__What this task involves__:
Only the lines holding the word "Software" are wanted; copy each of them from the listing.

__Data supplied__:
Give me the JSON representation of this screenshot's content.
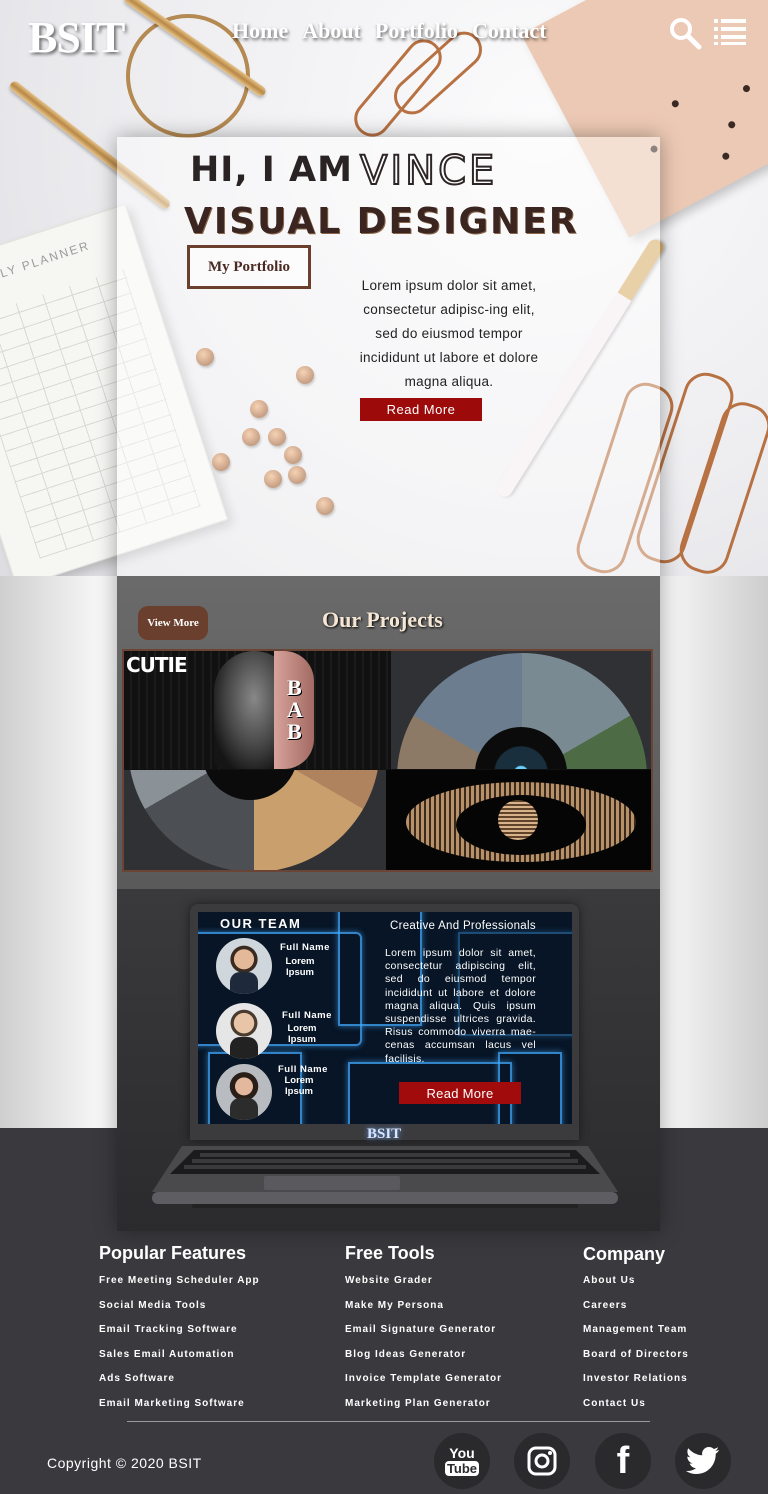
{
  "nav": {
    "logo": "BSIT",
    "links": [
      "Home",
      "About",
      "Portfolio",
      "Contact"
    ],
    "search_icon": "search-icon",
    "menu_icon": "menu-icon"
  },
  "hero": {
    "greeting": "HI, I AM",
    "name": "VINCE",
    "role": "VISUAL DESIGNER",
    "portfolio_button": "My Portfolio",
    "text": "Lorem ipsum dolor sit amet, consectetur adipisc-ing elit, sed do eiusmod tempor incididunt ut labore et dolore magna aliqua.",
    "read_more": "Read More",
    "planner_label": "YEARLY PLANNER"
  },
  "projects": {
    "view_more": "View More",
    "title": "Our Projects",
    "tile_texts": [
      "CUTIE",
      "BAB"
    ]
  },
  "team": {
    "heading": "OUR TEAM",
    "members": [
      {
        "name": "Full Name",
        "sub": "Lorem Ipsum"
      },
      {
        "name": "Full Name",
        "sub": "Lorem Ipsum"
      },
      {
        "name": "Full Name",
        "sub": "Lorem Ipsum"
      }
    ],
    "tagline": "Creative And Professionals",
    "text": "Lorem ipsum dolor sit amet, consectetur adipiscing elit, sed do eiusmod tempor incididunt ut labore et dolore magna aliqua. Quis ipsum suspendisse ultrices gravida. Risus commodo viverra mae-cenas accumsan lacus vel facilisis.",
    "read_more": "Read More",
    "laptop_logo": "BSIT"
  },
  "footer": {
    "columns": [
      {
        "title": "Popular Features",
        "items": [
          "Free Meeting Scheduler App",
          "Social Media Tools",
          "Email Tracking Software",
          "Sales Email Automation",
          "Ads Software",
          "Email Marketing Software"
        ]
      },
      {
        "title": "Free Tools",
        "items": [
          "Website Grader",
          "Make My Persona",
          "Email Signature Generator",
          "Blog Ideas Generator",
          "Invoice Template Generator",
          "Marketing Plan Generator"
        ]
      },
      {
        "title": "Company",
        "items": [
          "About Us",
          "Careers",
          "Management Team",
          "Board of Directors",
          "Investor Relations",
          "Contact Us"
        ]
      }
    ],
    "copyright": "Copyright © 2020 BSIT",
    "social": [
      {
        "icon": "youtube-icon",
        "label_top": "You",
        "label_bottom": "Tube"
      },
      {
        "icon": "instagram-icon"
      },
      {
        "icon": "facebook-icon",
        "label": "f"
      },
      {
        "icon": "twitter-icon"
      }
    ]
  },
  "colors": {
    "accent_red": "#9c0a0a",
    "brown": "#6a3f2e",
    "footer_bg": "#3a393d"
  }
}
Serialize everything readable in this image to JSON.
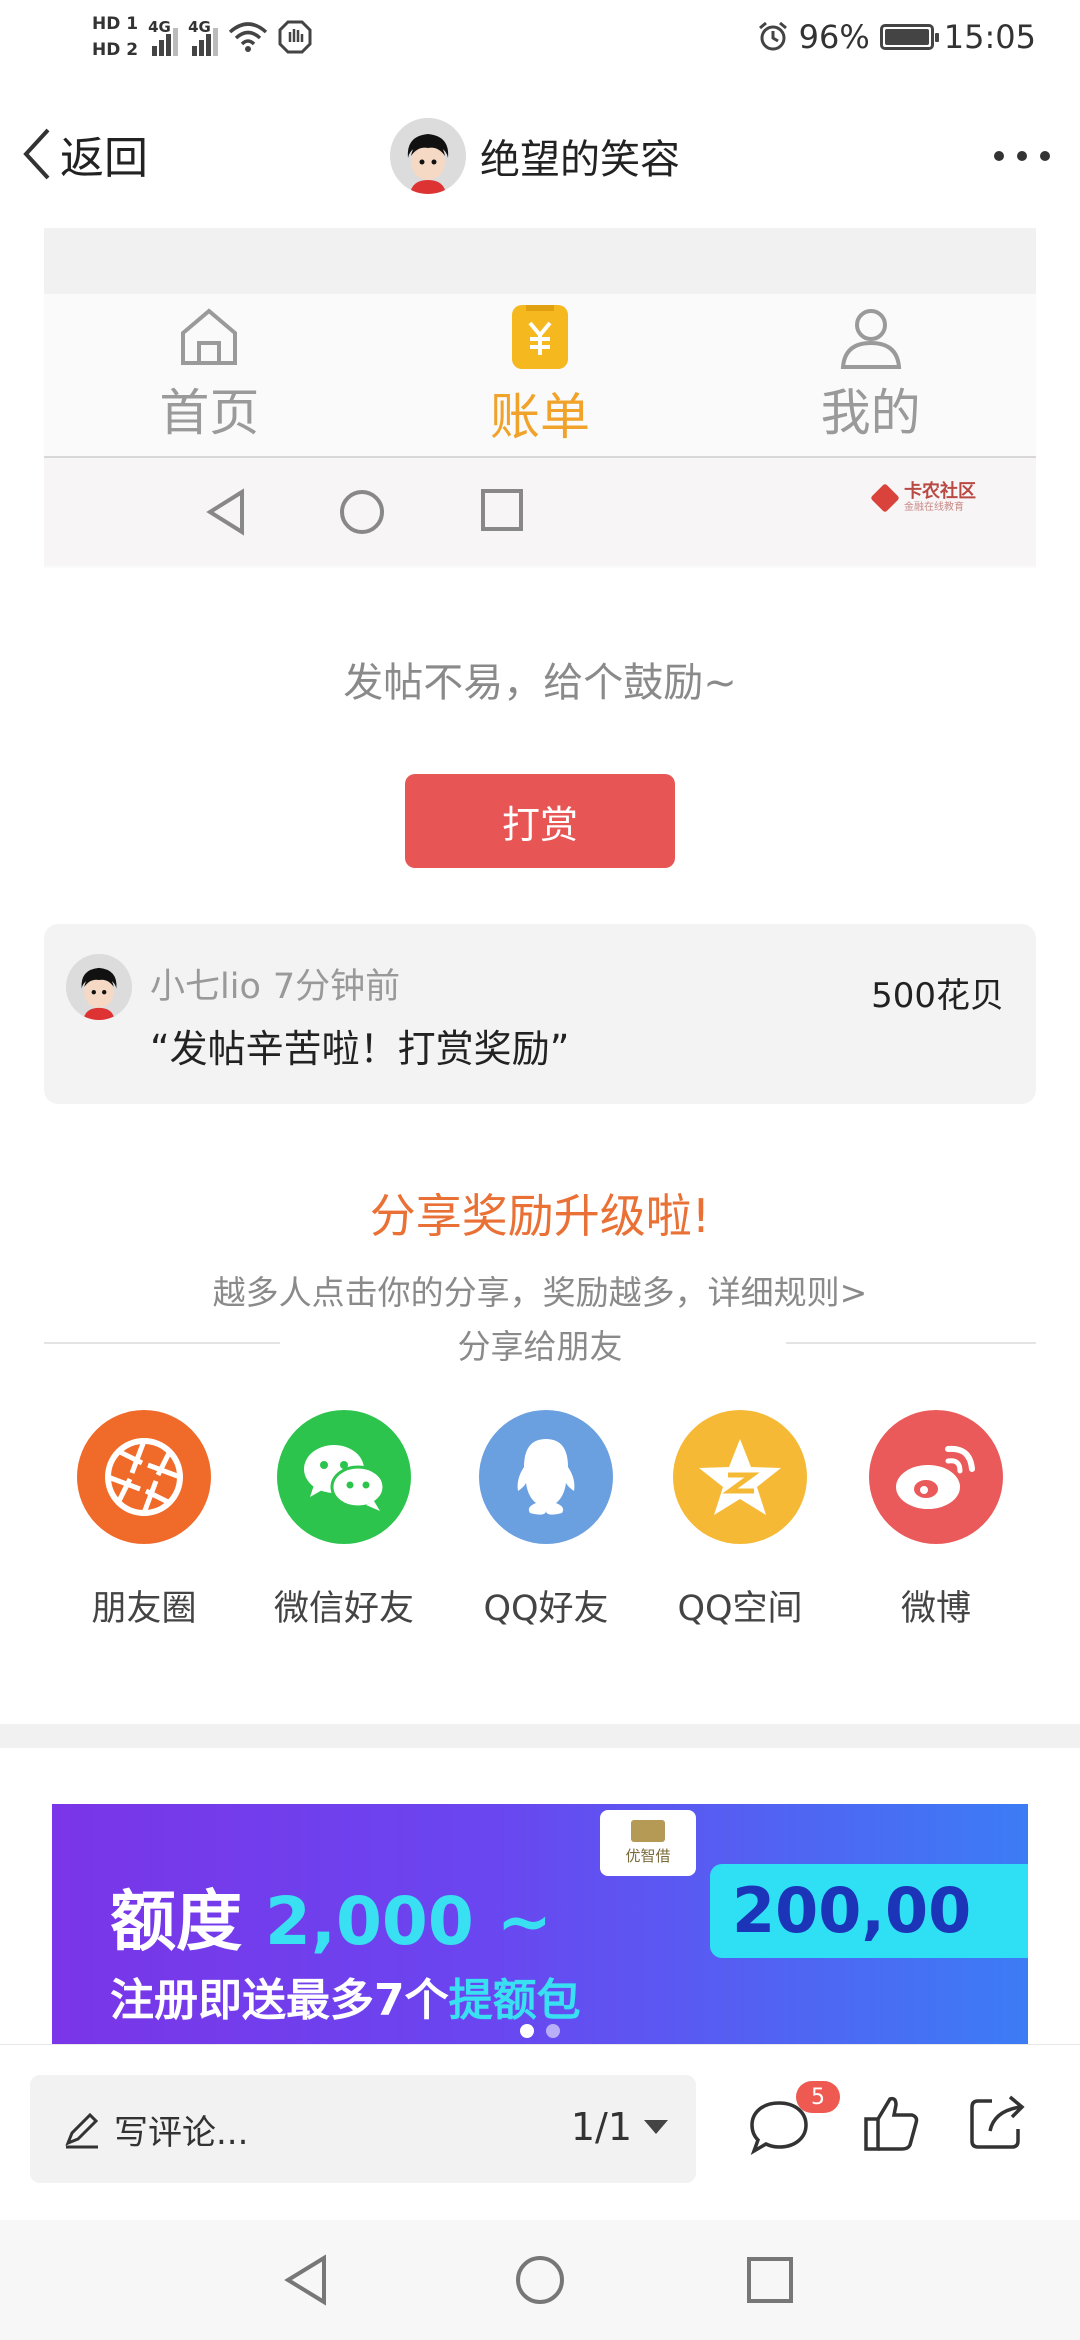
{
  "status_bar": {
    "sim1": "HD 1",
    "sim2": "HD 2",
    "network1": "4G",
    "network2": "4G",
    "battery": "96%",
    "time": "15:05"
  },
  "header": {
    "back_label": "返回",
    "title": "绝望的笑容"
  },
  "embedded_screenshot": {
    "tabs": [
      {
        "label": "首页",
        "icon": "home-icon",
        "active": false
      },
      {
        "label": "账单",
        "icon": "bill-icon",
        "active": true
      },
      {
        "label": "我的",
        "icon": "user-icon",
        "active": false
      }
    ],
    "watermark": {
      "name": "卡农社区",
      "tagline": "金融在线教育"
    }
  },
  "reward": {
    "prompt": "发帖不易，给个鼓励~",
    "button_label": "打赏",
    "entry": {
      "user": "小七lio",
      "time": "7分钟前",
      "amount": "500花贝",
      "message": "“发帖辛苦啦！打赏奖励”"
    }
  },
  "share": {
    "title": "分享奖励升级啦!",
    "subtitle": "越多人点击你的分享，奖励越多，详细规则>",
    "divider_label": "分享给朋友",
    "targets": [
      {
        "label": "朋友圈",
        "icon": "moments-icon",
        "color": "#f06a2a"
      },
      {
        "label": "微信好友",
        "icon": "wechat-icon",
        "color": "#2cc44c"
      },
      {
        "label": "QQ好友",
        "icon": "qq-icon",
        "color": "#6a9fe0"
      },
      {
        "label": "QQ空间",
        "icon": "qzone-icon",
        "color": "#f5b935"
      },
      {
        "label": "微博",
        "icon": "weibo-icon",
        "color": "#ea5a5a"
      }
    ]
  },
  "banner": {
    "logo_text": "优智借",
    "line1_prefix": "额度 ",
    "line1_amount": "2,000 ~",
    "line1_pill": "200,00",
    "line2_prefix": "注册即送最多7个",
    "line2_highlight": "提额包",
    "page_count": 2,
    "active_page": 1
  },
  "bottom_bar": {
    "comment_placeholder": "写评论...",
    "page_indicator": "1/1",
    "comment_badge": "5"
  },
  "colors": {
    "accent_orange": "#f0a22a",
    "reward_red": "#e85555",
    "share_title": "#ea7136",
    "badge_red": "#ee5a52"
  }
}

__Output of the exercise__:
          "Email Tracking Software",
          "Ads Software",
          "Email Marketing Software"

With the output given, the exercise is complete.